Commish: Your Game’s in Trouble
Orlando, Fla. — How is that State of the NFL speech working out for you, Mr. Goodell?
Just days before the signature sporting event in the United Football States of America, NFL commissioner Roger Goodell reigns over an empire in disarray.
The family of Junior Seau filed a wrongful death lawsuit against the league in California Superior Court on Wednesday, claiming that the NFL hid the danger of repetitive blows to the head, leading to brain damage that contributed to Seau’s suicide last May.
The case may be bolstered by a recent pilot study at UCLA involving brain scans of five former NFL players that reveals images of the protein that causes football-related brain damage, marking the first time researchers have identified signs of the disease in living players.
Then you have former Oakland Raiders great Tim Brown and Hall of Famer Jerry Rice, who are accusing former coach Bill Callahan of “sabotaging” the Raiders in their Super Bowl loss to the Tampa Bay Bucs a decade ago.
Meanwhile, the signature star of this year’s Super Bowl, Ray Lewis, is seeing his heroic warrior reputation get trampled by a number of skeptical observers, including the wife of New England wide receiver Wes Welker. Anna Burns Welker wrote on Facebook: “... Acquitted for murder. Paid a family off. Yay. What a hall of fame player! A true role model!”
And by the way, Sean Payton, implicated and suspended in the infamous Bountygate scandal, just got reinstated after receiving a five-year extension from the New Orleans Saints.

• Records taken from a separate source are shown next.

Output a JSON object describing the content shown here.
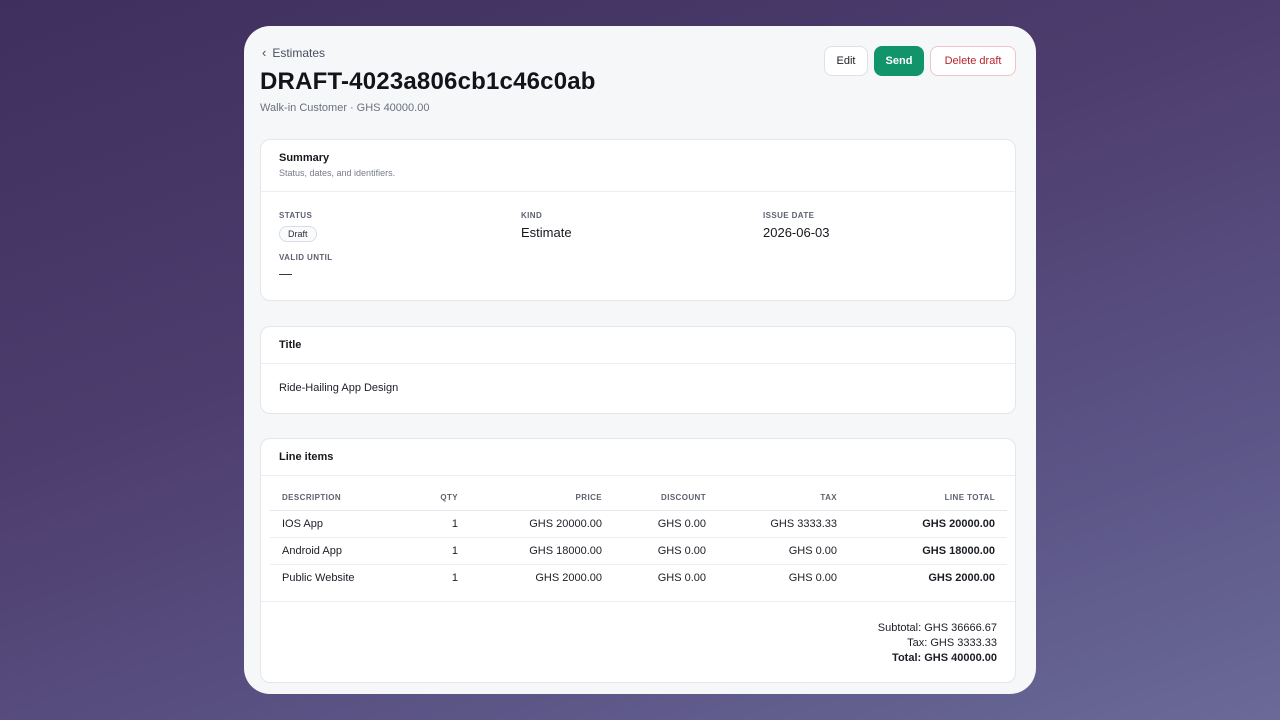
{
  "header": {
    "back_label": "Estimates",
    "title": "DRAFT-4023a806cb1c46c0ab",
    "customer": "Walk-in Customer",
    "separator": "·",
    "amount": "GHS 40000.00"
  },
  "actions": {
    "edit": "Edit",
    "send": "Send",
    "delete": "Delete draft"
  },
  "summary": {
    "title": "Summary",
    "description": "Status, dates, and identifiers.",
    "status_label": "STATUS",
    "status_value": "Draft",
    "kind_label": "KIND",
    "kind_value": "Estimate",
    "issue_date_label": "ISSUE DATE",
    "issue_date_value": "2026-06-03",
    "valid_until_label": "VALID UNTIL",
    "valid_until_value": "—"
  },
  "title_section": {
    "title": "Title",
    "value": "Ride-Hailing App Design"
  },
  "line_items": {
    "title": "Line items",
    "columns": [
      "DESCRIPTION",
      "QTY",
      "PRICE",
      "DISCOUNT",
      "TAX",
      "LINE TOTAL"
    ],
    "rows": [
      {
        "description": "IOS App",
        "qty": "1",
        "price": "GHS 20000.00",
        "discount": "GHS 0.00",
        "tax": "GHS 3333.33",
        "total": "GHS 20000.00"
      },
      {
        "description": "Android App",
        "qty": "1",
        "price": "GHS 18000.00",
        "discount": "GHS 0.00",
        "tax": "GHS 0.00",
        "total": "GHS 18000.00"
      },
      {
        "description": "Public Website",
        "qty": "1",
        "price": "GHS 2000.00",
        "discount": "GHS 0.00",
        "tax": "GHS 0.00",
        "total": "GHS 2000.00"
      }
    ],
    "subtotal": "Subtotal: GHS 36666.67",
    "tax": "Tax: GHS 3333.33",
    "total": "Total: GHS 40000.00"
  },
  "colors": {
    "send_button": "#12946a",
    "delete_text": "#b3262e"
  }
}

Taken separately, these tidbits may simply be minor distractions as the NFL PR machine revs up to full-throttle cranking out Super Bowl storylines. And while the “Harbowl” theme of two brothers coaching against one another certainly makes for compelling copy, traumatic brain injuries, lawsuits and scandal tend to muck up all that enthusiasm.
Make no mistake: the NFL is still king. It is the most popular sport in the United States. In a Harris Poll released last fall, 35 percent of the respondents chose pro football as their favorite sport. Baseball was runner-up with less than half that audience, at 17 percent.
But Goodell would be foolish to assume that it’s business as usual when the circus packs up for New Orleans for the super spectacle between San Francisco and Baltimore.
Although the Callahan-Lewis-Payton chatter can be dismissed as controversial NFL pillow talk, the brain-scan study could become a nightmare.
The NFL is a violent gig. We all know that. But the damage done to these high-priced athletes, and the price they pay for playing a game they love, is making a lot of people reassess all the cheering that goes on when someone gets “jacked up” (once a popular feature on Monday Night Football telecasts, by the way).
Goodell is in a tough spot. It’s impossible to reconcile the violence of the game with the demands to make it safer. But it’s a tough reality when all those brain-damage warriors keep popping back up into living room. Witness that “punky QB, known as McMahon,” who is barely able to find his way home these days.
Goodell has other legal matters to deal with beyond the Seau lawsuit. More than 2,000 former players filed a lawsuit last June, accusing the league of concealing information linking football-related injuries to long-term brain trauma.
“We knew there was going to be a chance for injury,” Jim McMahon, the quarterback who led the Chicago Bears to a 1985 Super Bowl victory, told ESPN when the suit was filed. “We didn’t know about the head trauma, and they (the NFL) did. That’s the whole reason for the lawsuit.”
The NFL was once the model sport in a country just a click away from making other choices. It still reigns supreme, but Mr. Goodell’s kingdom stands on rocky ground.
Tread carefully, sir.